It was a little hair trunk, with "D. C." embossed in brass nails upon one end, that contained all this young lady's armor—a very different affair from the Saratoga trunks of our modern belles. The pink brocade with its bunches of rose-buds; some tuckers of choice old lace that had figured in her mother's bridal toilet; a few bits of ribbon; a white India muslin dress, embroidered by her own hands;—these were the stock in trade of a young damsel of her times, and, strange as it may appear, young ladies then were stated by good authority to have been just as pretty and bewitching as now, when their trunks are several times as large.

Dolly's place and Aunt Debby's had been properly set down on Hiel's stage-book for the next morning at six o'clock; and now remained only an evening of last words.

So Dolly sits by her father in his study, where from infancy she has retreated for pleasant quiet hours, where even the books she never read seem to her like familiar friends from the number of times she has pondered the titles upon their backs.
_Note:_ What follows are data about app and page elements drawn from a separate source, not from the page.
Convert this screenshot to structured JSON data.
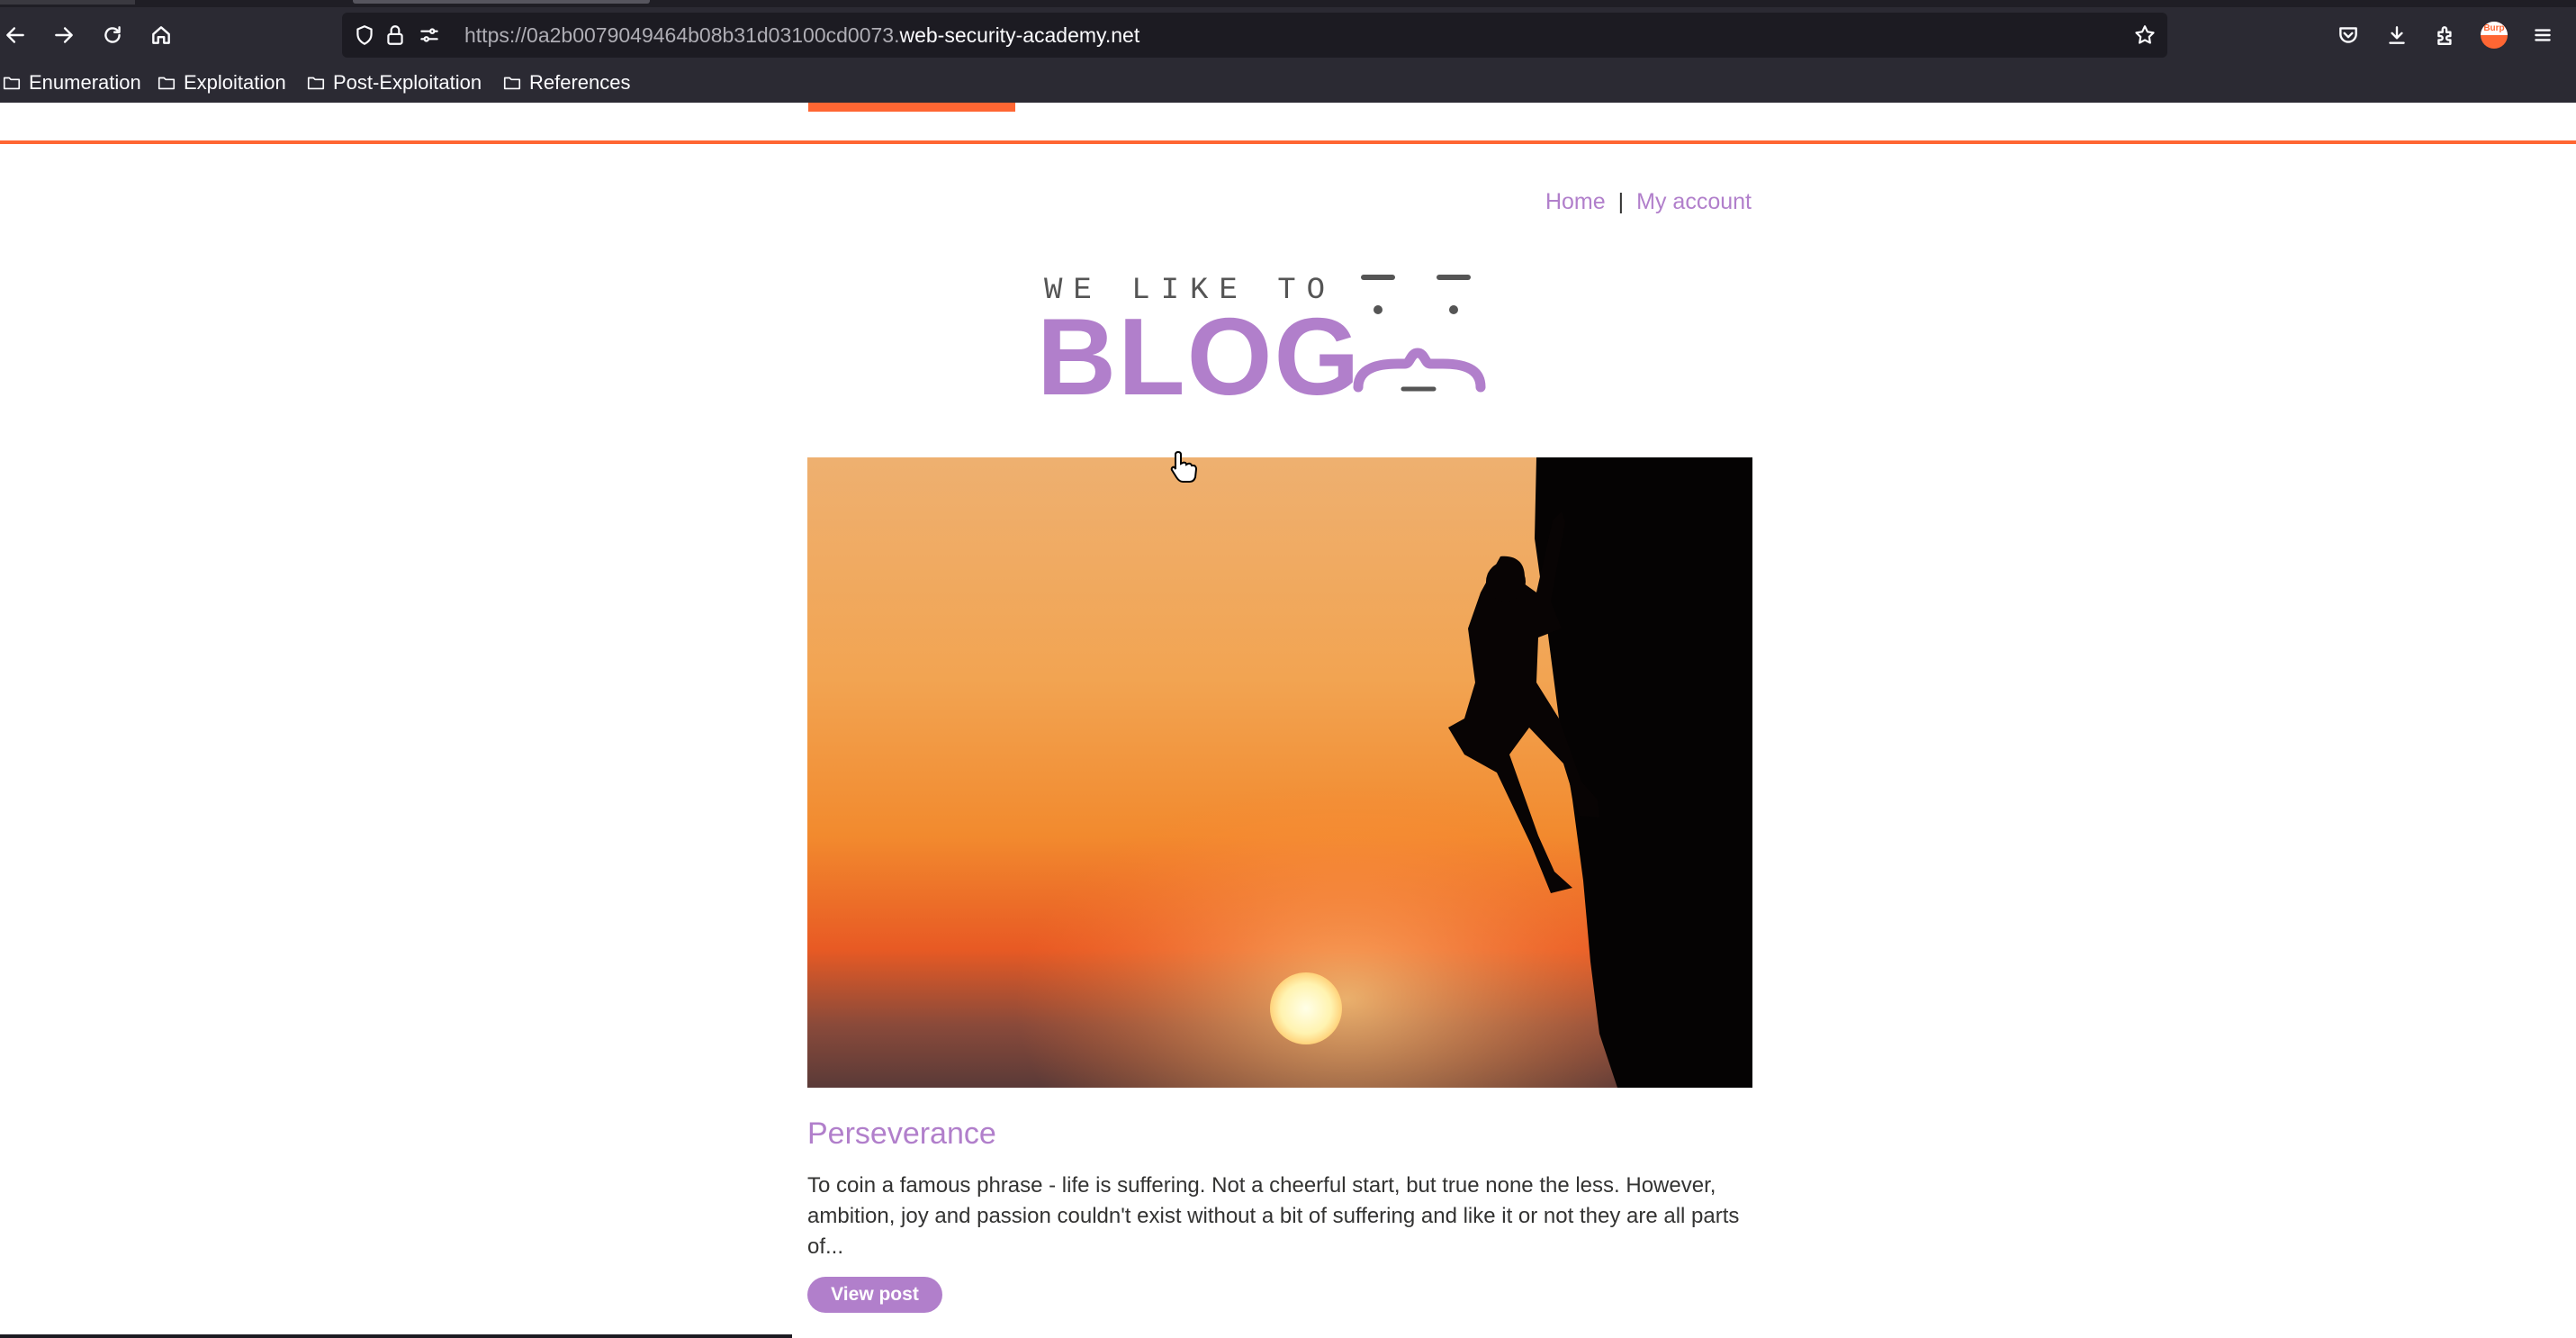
{
  "browser": {
    "url_prefix": "https://0a2b0079049464b08b31d03100cd0073.",
    "url_domain": "web-security-academy.net",
    "extension_badge": "Burp",
    "bookmarks": [
      {
        "label": "Enumeration"
      },
      {
        "label": "Exploitation"
      },
      {
        "label": "Post-Exploitation"
      },
      {
        "label": "References"
      }
    ]
  },
  "nav": {
    "home": "Home",
    "separator": "|",
    "account": "My account"
  },
  "logo": {
    "tagline": "WE LIKE TO",
    "word": "BLOG"
  },
  "post": {
    "title": "Perseverance",
    "summary": "To coin a famous phrase - life is suffering. Not a cheerful start, but true none the less. However, ambition, joy and passion couldn't exist without a bit of suffering and like it or not they are all parts of...",
    "button": "View post"
  },
  "colors": {
    "accent_purple": "#b17fcb",
    "accent_orange": "#ff6633",
    "chrome_dark": "#2b2a33"
  }
}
And now, though she wants to go, and feels the fluttering eagerness of the young bird, who has wings to use and would like to try the free air, yet the first flight from the nest is a little fearful. Boston is a long way off—three long days—and Dolly has never been farther from Poganuc than she has ridden by her father's side in the old chaise; so that the very journey has as much importance in her eyes as fifty years later a modern young lady will attach to a voyage to England.

"My daughter," said the Doctor, "I know you will have a pleasant time; I hope, a profitable one. Your aunt is a good woman. I have great confidence in her affection for you; your own mother could not feel more sincere desire for your happiness. And your grandmother is an eminently godly woman. Of course, while with them you will attend the services of the Episcopal Church; for that you have my cordial consent and willingness. The liturgy of the church is full of devout feelings, and the Thirty-nine Articles (with some few slight exceptions) are a very excellent statement of truth. In adopting the spirit and language of the prayers in the service you cannot go amiss; very excellent Christians have been nourished and brought up upon them. So have no hesitation about uniting in all Christian exercises with your relatives in Boston."

"Oh, Papa, I am almost sorry I am going," said Dolly, impulsively. "My home has been always so happy, I feel almost afraid to leave it. It seems as if I ought not to leave you and Mother alone."

The Doctor smiled and stroked her hair gently in an absent way. "We shall miss you, dear child, of course; you are the last bird in the nest, but your mother and I are quite sure it is for the best."

And then the conversation wandered back over many a pleasant field of the past—over walks and talks and happy hours long gone; over the plans and hopes and wishes for her brothers that Dolly had felt proud to be old enough to share; until the good man's voice sometimes would grow husky as he spoke and Dolly's long eye-lashes were wet and tearful. It was the kind of pleasant little summer rain of tears that comes so easily to young eyes that have never known what real sorrow is.

And when Dolly after her conference came to bid her mother good-night, she fell upon her neck and wept for reasons she could scarce explain herself.

"I should like to know what you've been saying to Dolly," said Mrs. Cushing to the Doctor, suddenly appearing at the study-door.

"Saying to Dolly?" exclaimed the Doctor, looking up dreamily, "why, nothing particular."

"Well, you've made her cry. I declare! you men have no kind of idea how to talk to a girl."

The Doctor at first looked amazed, and then an amused expression passed slowly over his face. He drew his wife down beside him and passing his arm around her said significantly,

"There was a girl, once, who thought I knew how to talk to her—but that is a good many years ago."

Mrs. Cushing laughed, and blushed, and said, "Oh, nonsense!"

But the Doctor looked triumphant.

"As to Dolly," he said, "never fear. She's a tender-hearted little thing, and made herself cry thinking that we should be lonesome, and a dozen other little pretty kindly things that set her tears going. She's a precious child, and we shall miss her. I have settled her mind as to the church question."

Share on Twitter Share on Facebook